To protect the privacy of computer owners, federal and state laws should be updated to explicitly prohibit remote webcam activation, according to a new report published by the Chicago-Kent Privacy program at IIT Chicago-Kent College of Law. The researchers behind the Digital Peepholes project further argue that regulations should be enacted to provide a civil remedy for victims of webcam spying.
Most laptops now come equipped with webcams, which can be used to record videos, communicate with distant relatives, and conduct business meetings. However, hundreds of thousands of people have had their privacy invaded when third parties remotely accessed their devices without their knowledge.
As the report highlights, hackers known as “ratters” remotely activate webcams using remote access Trojans (RATs), film victims in compromising positions, and then seek to extort more pictures. However, invasions of privacy can also be committed by law enforcement, businesses, and educators. In one of the most well-known cases, a Pennsylvania school district was sued for surreptitiously collecting a total of 27,428 screenshots and 30,564 webcam photos from student-issued laptops.
In another egregious invasion of privacy detailed in Digital Peepholes, a company used remote activation technology installed on 400,000 of its rental computers to captures images of customers having sex, online gambling, and surfing the Internet. The researchers also note that government agencies, such as the FBI, can activate webcams undetected, sometimes without first obtaining a warrant.

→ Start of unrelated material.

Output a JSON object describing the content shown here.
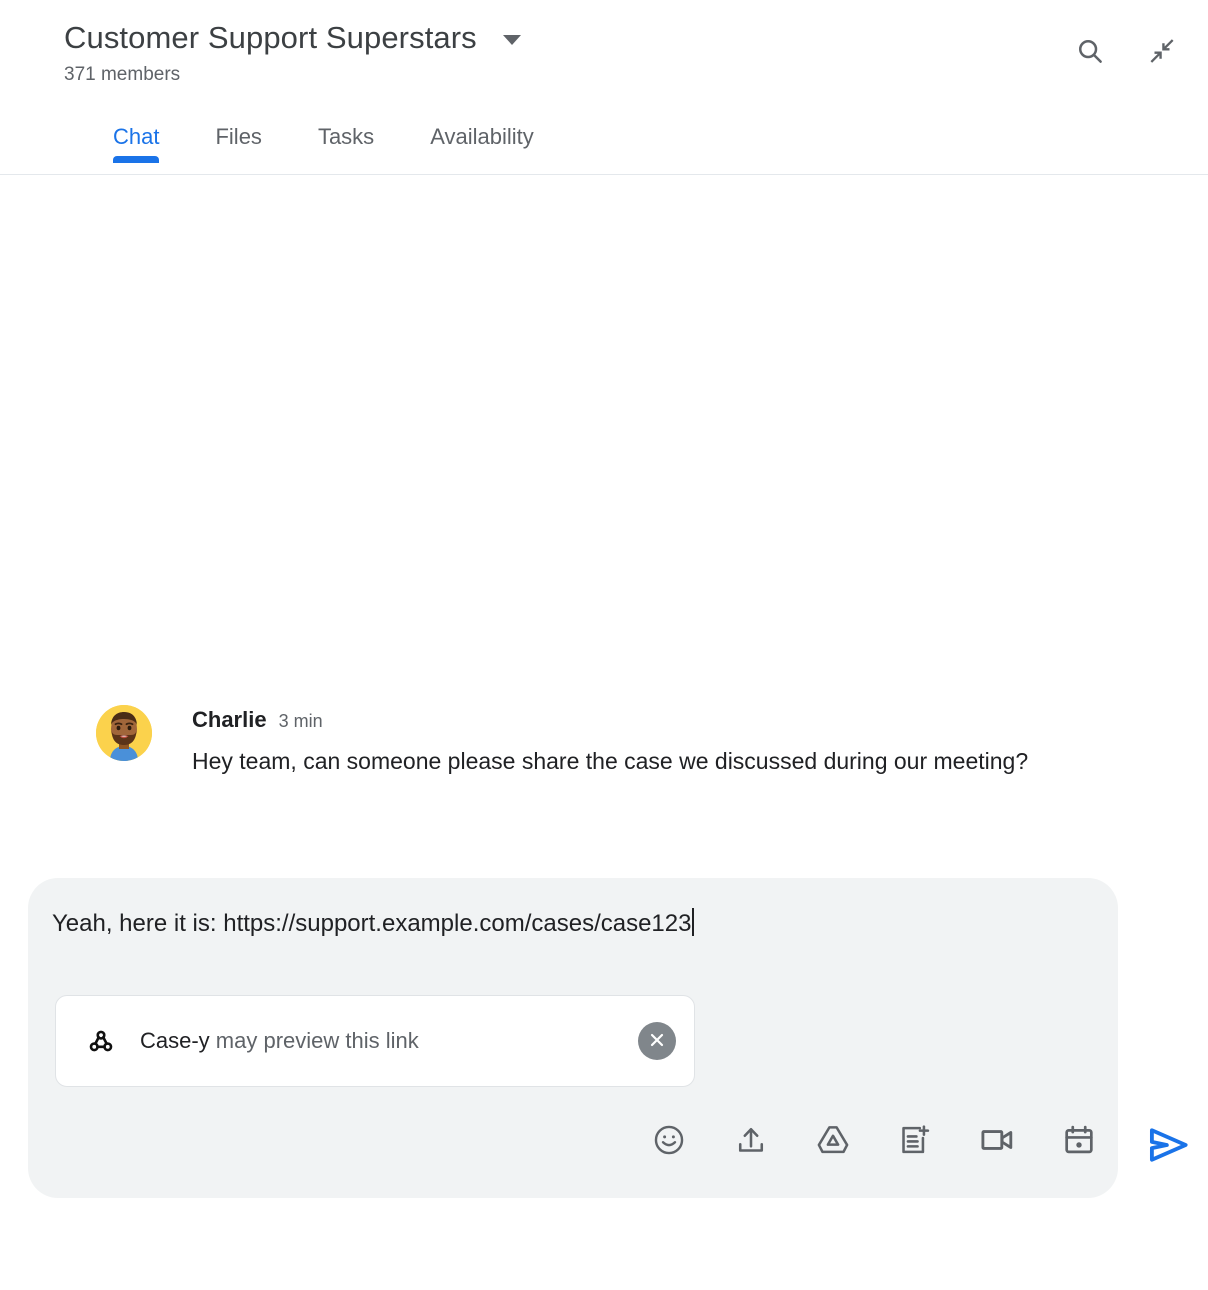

As with many technological advances, cybersecurity and data privacy laws have failed to keep pace and are often unable to curb abuse. Under the federal Computer Fraud and Abuse Act, victims must suffer at least $5,000 in damages in order to file suit. In addition, outdated language in the Electronic Communications Privacy Act also prevents many victims from seeking legal recourse. Although the statute prohibits the “interception, use, or disclosure of electronic communications without the consent of at least one party,” courts have been reluctant to find remotely capturing screenshots or activating a webcam amounts to a violation.
The bottom-line, according to the researchers, is that the United States desperately needs to update its data privacy laws. Given its “questionable effectiveness and high level of intrusiveness,” the researchers argue that remote webcam activation should be clearly prohibited as an investigative technique for law enforcement as well as a theft prevention strategy for private businesses. They further maintain that federal and state law should be updated to provide a civil remedy for victims who have their privacy invaded.
Donald Scarinci is a managing partner at Lyndhurst, N.J. based law firm Scarinci Hollenbeck. He is also the editor of the Constitutional Law Reporter and Government and Law blogs.